Produce the records again in full, exactly as shown below.

════════

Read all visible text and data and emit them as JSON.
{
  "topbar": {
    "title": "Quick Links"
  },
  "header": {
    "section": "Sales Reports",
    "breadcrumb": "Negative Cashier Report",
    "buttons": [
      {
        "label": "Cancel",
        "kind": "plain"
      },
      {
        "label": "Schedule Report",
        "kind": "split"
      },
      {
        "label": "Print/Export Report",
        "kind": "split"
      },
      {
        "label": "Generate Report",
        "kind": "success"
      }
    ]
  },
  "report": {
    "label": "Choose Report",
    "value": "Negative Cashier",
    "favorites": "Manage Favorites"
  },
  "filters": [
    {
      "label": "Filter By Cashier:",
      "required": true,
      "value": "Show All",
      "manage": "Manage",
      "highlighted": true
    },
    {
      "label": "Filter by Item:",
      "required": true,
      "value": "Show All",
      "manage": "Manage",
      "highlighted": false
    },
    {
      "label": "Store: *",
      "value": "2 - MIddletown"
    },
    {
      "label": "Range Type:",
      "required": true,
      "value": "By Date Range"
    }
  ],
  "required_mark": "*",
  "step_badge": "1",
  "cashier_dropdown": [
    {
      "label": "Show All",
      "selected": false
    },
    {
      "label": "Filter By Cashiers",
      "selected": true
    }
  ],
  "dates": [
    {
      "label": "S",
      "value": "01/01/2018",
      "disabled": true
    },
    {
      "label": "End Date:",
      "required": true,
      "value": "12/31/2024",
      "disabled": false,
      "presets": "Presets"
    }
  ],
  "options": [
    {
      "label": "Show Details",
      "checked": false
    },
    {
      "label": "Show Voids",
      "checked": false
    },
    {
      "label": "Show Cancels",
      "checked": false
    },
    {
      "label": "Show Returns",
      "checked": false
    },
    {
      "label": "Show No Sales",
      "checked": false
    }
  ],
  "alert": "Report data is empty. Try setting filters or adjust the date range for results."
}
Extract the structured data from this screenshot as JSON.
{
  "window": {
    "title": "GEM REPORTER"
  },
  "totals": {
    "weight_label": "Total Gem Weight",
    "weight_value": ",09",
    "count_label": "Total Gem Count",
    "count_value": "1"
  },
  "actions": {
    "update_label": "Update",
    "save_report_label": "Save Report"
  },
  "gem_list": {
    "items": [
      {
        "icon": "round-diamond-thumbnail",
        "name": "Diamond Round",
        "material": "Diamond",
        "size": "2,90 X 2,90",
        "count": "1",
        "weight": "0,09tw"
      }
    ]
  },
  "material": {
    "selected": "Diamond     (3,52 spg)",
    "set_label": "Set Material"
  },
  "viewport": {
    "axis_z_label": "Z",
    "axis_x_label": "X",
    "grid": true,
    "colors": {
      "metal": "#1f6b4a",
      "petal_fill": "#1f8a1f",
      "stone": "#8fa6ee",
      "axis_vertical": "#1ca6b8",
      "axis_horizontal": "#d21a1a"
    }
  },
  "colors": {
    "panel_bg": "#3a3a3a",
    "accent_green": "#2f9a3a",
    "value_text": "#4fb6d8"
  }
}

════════

## Task solution
Read all visible text and data and emit them as JSON.
{
  "topbar": {
    "title": "Quick Links"
  },
  "header": {
    "section": "Sales Reports",
    "breadcrumb": "Negative Cashier Report",
    "buttons": [
      {
        "label": "Cancel",
        "kind": "plain"
      },
      {
        "label": "Schedule Report",
        "kind": "split"
      },
      {
        "label": "Print/Export Report",
        "kind": "split"
      },
      {
        "label": "Generate Report",
        "kind": "success"
      }
    ]
  },
  "report": {
    "label": "Choose Report",
    "value": "Negative Cashier",
    "favorites": "Manage Favorites"
  },
  "filters": [
    {
      "label": "Filter By Cashier:",
      "required": true,
      "value": "Show All",
      "manage": "Manage",
      "highlighted": true
    },
    {
      "label": "Filter by Item:",
      "required": true,
      "value": "Show All",
      "manage": "Manage",
      "highlighted": false
    },
    {
      "label": "Store: *",
      "value": "2 - MIddletown"
    },
    {
      "label": "Range Type:",
      "required": true,
      "value": "By Date Range"
    }
  ],
  "required_mark": "*",
  "step_badge": "1",
  "cashier_dropdown": [
    {
      "label": "Show All",
      "selected": false
    },
    {
      "label": "Filter By Cashiers",
      "selected": true
    }
  ],
  "dates": [
    {
      "label": "S",
      "value": "01/01/2018",
      "disabled": true
    },
    {
      "label": "End Date:",
      "required": true,
      "value": "12/31/2024",
      "disabled": false,
      "presets": "Presets"
    }
  ],
  "options": [
    {
      "label": "Show Details",
      "checked": false
    },
    {
      "label": "Show Voids",
      "checked": false
    },
    {
      "label": "Show Cancels",
      "checked": false
    },
    {
      "label": "Show Returns",
      "checked": false
    },
    {
      "label": "Show No Sales",
      "checked": false
    }
  ],
  "alert": "Report data is empty. Try setting filters or adjust the date range for results."
}
Extract the structured data from this screenshot as JSON.
{
  "window": {
    "title": "GEM REPORTER"
  },
  "totals": {
    "weight_label": "Total Gem Weight",
    "weight_value": ",09",
    "count_label": "Total Gem Count",
    "count_value": "1"
  },
  "actions": {
    "update_label": "Update",
    "save_report_label": "Save Report"
  },
  "gem_list": {
    "items": [
      {
        "icon": "round-diamond-thumbnail",
        "name": "Diamond Round",
        "material": "Diamond",
        "size": "2,90 X 2,90",
        "count": "1",
        "weight": "0,09tw"
      }
    ]
  },
  "material": {
    "selected": "Diamond     (3,52 spg)",
    "set_label": "Set Material"
  },
  "viewport": {
    "axis_z_label": "Z",
    "axis_x_label": "X",
    "grid": true,
    "colors": {
      "metal": "#1f6b4a",
      "petal_fill": "#1f8a1f",
      "stone": "#8fa6ee",
      "axis_vertical": "#1ca6b8",
      "axis_horizontal": "#d21a1a"
    }
  },
  "colors": {
    "panel_bg": "#3a3a3a",
    "accent_green": "#2f9a3a",
    "value_text": "#4fb6d8"
  }
}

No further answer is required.